We discount people all at the time. They may know it; we usually don’t. I mean, think about the last time someone said something to you that just didn’t sit right. You wondered, “Huh? Did he mean I’m…?”
Our intent may be positive, but unwittingly, we may still come across negative, leaving the other person doubting what’s going on.
Here are four common statements people often say. So common that we don’t give them much thought. But maybe we should. You’ve probably heard or said one of them yourself in the past week.
1. “Let me play devil’s advocate.”
This translates to, “You’re wrong, and I will now point out your flaws for all to hear.”
Which can be heard as: “You dummy; I’m going to point out each stupid thing you said.” I.e., “You are inferior.”

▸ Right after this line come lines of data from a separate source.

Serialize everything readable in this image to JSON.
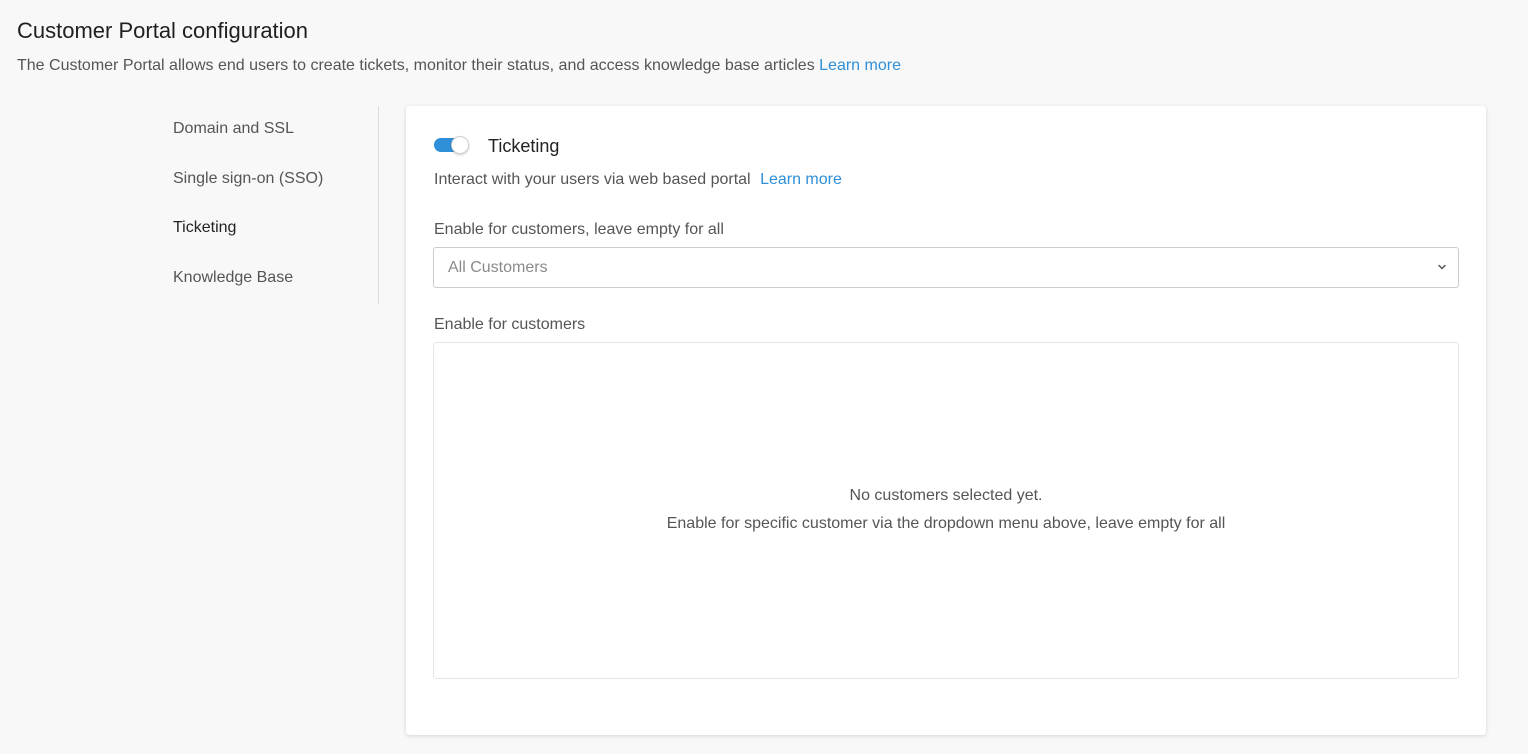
{
  "header": {
    "title": "Customer Portal configuration",
    "description": "The Customer Portal allows end users to create tickets, monitor their status, and access knowledge base articles",
    "learn_more": "Learn more"
  },
  "sidebar": {
    "items": [
      {
        "label": "Domain and SSL",
        "active": false
      },
      {
        "label": "Single sign-on (SSO)",
        "active": false
      },
      {
        "label": "Ticketing",
        "active": true
      },
      {
        "label": "Knowledge Base",
        "active": false
      }
    ]
  },
  "ticketing": {
    "toggle_enabled": true,
    "title": "Ticketing",
    "description": "Interact with your users via web based portal",
    "learn_more": "Learn more",
    "select_label": "Enable for customers, leave empty for all",
    "select_value": "All Customers",
    "list_label": "Enable for customers",
    "empty_title": "No customers selected yet.",
    "empty_subtitle": "Enable for specific customer via the dropdown menu above, leave empty for all"
  },
  "colors": {
    "accent": "#2f8fd8",
    "background": "#f8f8f8",
    "card": "#ffffff"
  }
}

Next time try using this instead: “My thinking takes a different line. When I think about this, I think …”
2. “What John means …”
Translation: “John is not articulate enough to be understood. I, of course, need to help him here.”
John hears, “You obviously don’t know how to express yourself. Fortunately, I am here to will help you.”
Once again, John is painted as inferior and the ‘translator’ feels s/he is coming across as the helpful (albeit superior) person.
So, next time: “John, can you tell us more about how you are thinking?”
Translation: “You are so wrong that it barely justifies explanation. Flat out wrong.” The speaker usually goes on to say what’s “right”.
Which can be heard as, “Wow, what a loser that you don’t see the obvious.” Of course, this is a big discount.
This works much better: “I think about it differently, so I’d like to learn more about your thinking on this.” This creates an opportunity to find out the thinking behind the idea.
Another way that works: “I see it differently; the way I see it…”
4. Where did you get that idea?
Translation: “How did you ever come up with that off-the-wall/stupid idea?”
Which can be heard as, “Do you even have a brain? Do you even know what’s going on here?”
Once again, John is dashed onto the rocks.
A more appropriate response: “John, tell me/us more about how you’re thinking on this.”
So as you can see, you’re usually on solid ground when you simply ask someone to tell you more about how they’re thinking.
Keep in mind:
Being right is not the same as being certain.
When we feel certain, we usually believe that we are right. This may or may not be true.
Just because we feel certain about something does not mean we are right. It’s easy for us to confuse certainty with correctness.
Remember, everyone thinks and sees the things a little differently.